#### What this task involves:
Your answer should consist of the lines in the listing that hold "username".

--

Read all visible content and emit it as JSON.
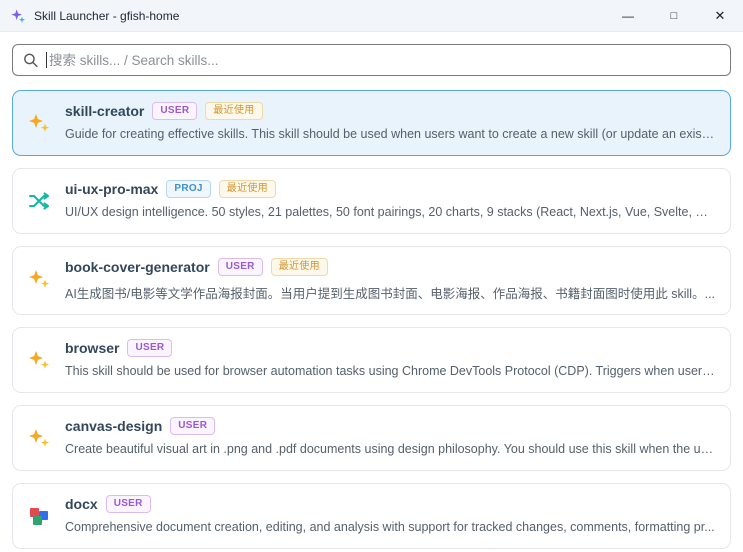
{
  "window": {
    "title": "Skill Launcher - gfish-home",
    "controls": {
      "minimize": "—",
      "maximize": "□",
      "close": "✕"
    }
  },
  "search": {
    "placeholder": "搜索 skills... / Search skills..."
  },
  "skills": [
    {
      "name": "skill-creator",
      "icon": "sparkles-icon",
      "selected": true,
      "badges": [
        {
          "label": "USER"
        },
        {
          "label": "最近使用"
        }
      ],
      "description": "Guide for creating effective skills. This skill should be used when users want to create a new skill (or update an existin..."
    },
    {
      "name": "ui-ux-pro-max",
      "icon": "shuffle-icon",
      "selected": false,
      "badges": [
        {
          "label": "PROJ"
        },
        {
          "label": "最近使用"
        }
      ],
      "description": "UI/UX design intelligence. 50 styles, 21 palettes, 50 font pairings, 20 charts, 9 stacks (React, Next.js, Vue, Svelte, Swift..."
    },
    {
      "name": "book-cover-generator",
      "icon": "sparkles-icon",
      "selected": false,
      "badges": [
        {
          "label": "USER"
        },
        {
          "label": "最近使用"
        }
      ],
      "description": "AI生成图书/电影等文学作品海报封面。当用户提到生成图书封面、电影海报、作品海报、书籍封面图时使用此 skill。..."
    },
    {
      "name": "browser",
      "icon": "sparkles-icon",
      "selected": false,
      "badges": [
        {
          "label": "USER"
        }
      ],
      "description": "This skill should be used for browser automation tasks using Chrome DevTools Protocol (CDP). Triggers when users n..."
    },
    {
      "name": "canvas-design",
      "icon": "sparkles-icon",
      "selected": false,
      "badges": [
        {
          "label": "USER"
        }
      ],
      "description": "Create beautiful visual art in .png and .pdf documents using design philosophy. You should use this skill when the us..."
    },
    {
      "name": "docx",
      "icon": "docx-blocks-icon",
      "selected": false,
      "badges": [
        {
          "label": "USER"
        }
      ],
      "description": "Comprehensive document creation, editing, and analysis with support for tracked changes, comments, formatting pr..."
    }
  ]
}
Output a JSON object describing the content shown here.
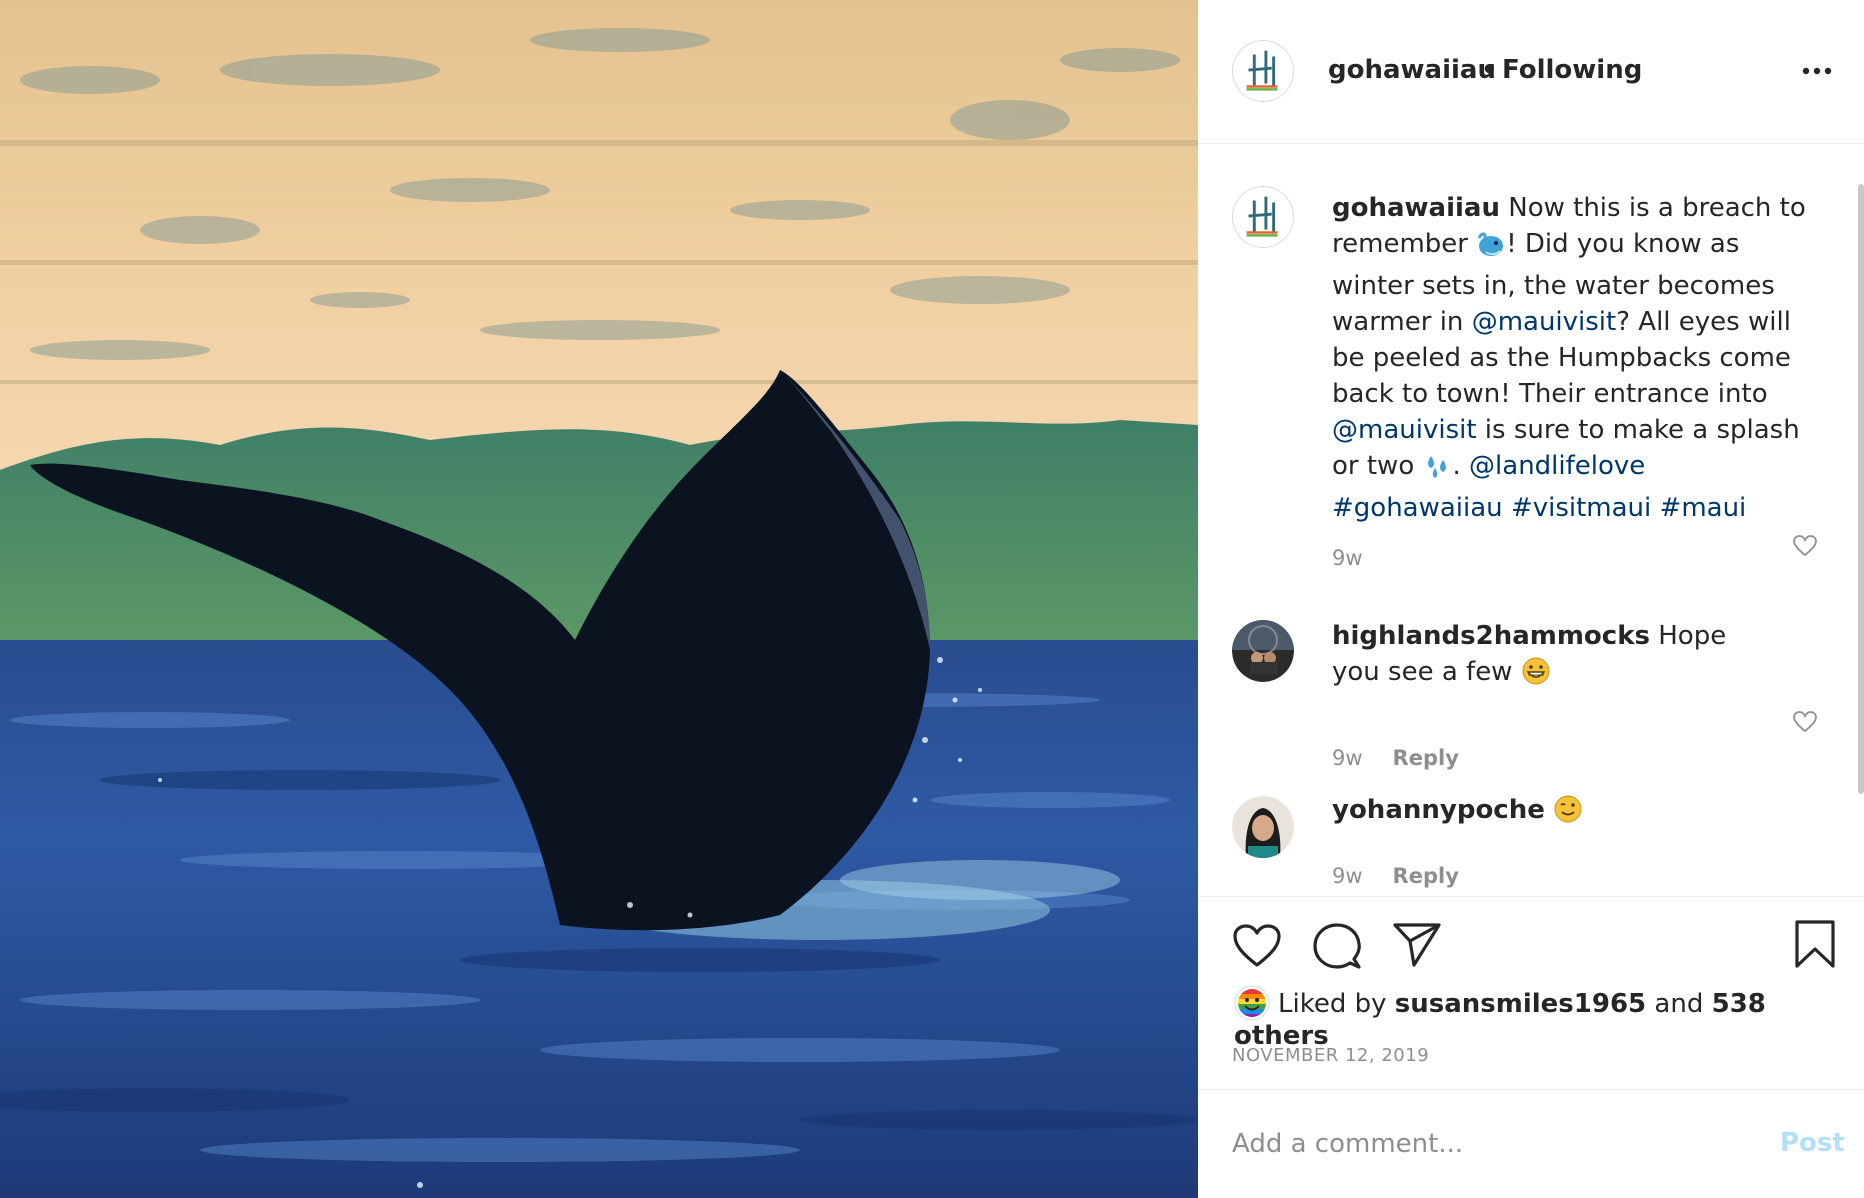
{
  "post": {
    "username": "gohawaiiau",
    "separator": "•",
    "follow_status": "Following",
    "more_icon": "more-options-icon"
  },
  "caption": {
    "username": "gohawaiiau",
    "text_1": "Now this is a breach to remember ",
    "emoji_1": "whale-emoji",
    "text_2": "! Did you know as winter sets in, the water becomes warmer in ",
    "mention_1": "@mauivisit",
    "text_3": "? All eyes will be peeled as the Humpbacks come back to town! Their entrance into ",
    "mention_2": "@mauivisit",
    "text_4": " is sure to make a splash or two ",
    "emoji_2": "splash-emoji",
    "text_5": ". ",
    "mention_3": "@landlifelove",
    "hashtags": [
      "#gohawaiiau",
      "#visitmaui",
      "#maui"
    ],
    "time": "9w"
  },
  "comments": [
    {
      "username": "highlands2hammocks",
      "text": "Hope you see a few ",
      "emoji": "grinning-emoji",
      "time": "9w",
      "reply": "Reply"
    },
    {
      "username": "yohannypoche",
      "text": "",
      "emoji": "winking-emoji",
      "time": "9w",
      "reply": "Reply"
    }
  ],
  "actions": {
    "likes_prefix": "Liked by ",
    "liked_user": "susansmiles1965",
    "likes_and": " and ",
    "likes_others": "538 others",
    "date": "NOVEMBER 12, 2019"
  },
  "add_comment": {
    "placeholder": "Add a comment...",
    "post_label": "Post"
  },
  "colors": {
    "link": "#00376b",
    "secondary_text": "#8e8e8e",
    "post_button_disabled": "#b2dffc"
  }
}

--

#### Answer area:
    "username": "gohawaiiau",
    "username": "gohawaiiau",
      "username": "highlands2hammocks",
      "username": "yohannypoche",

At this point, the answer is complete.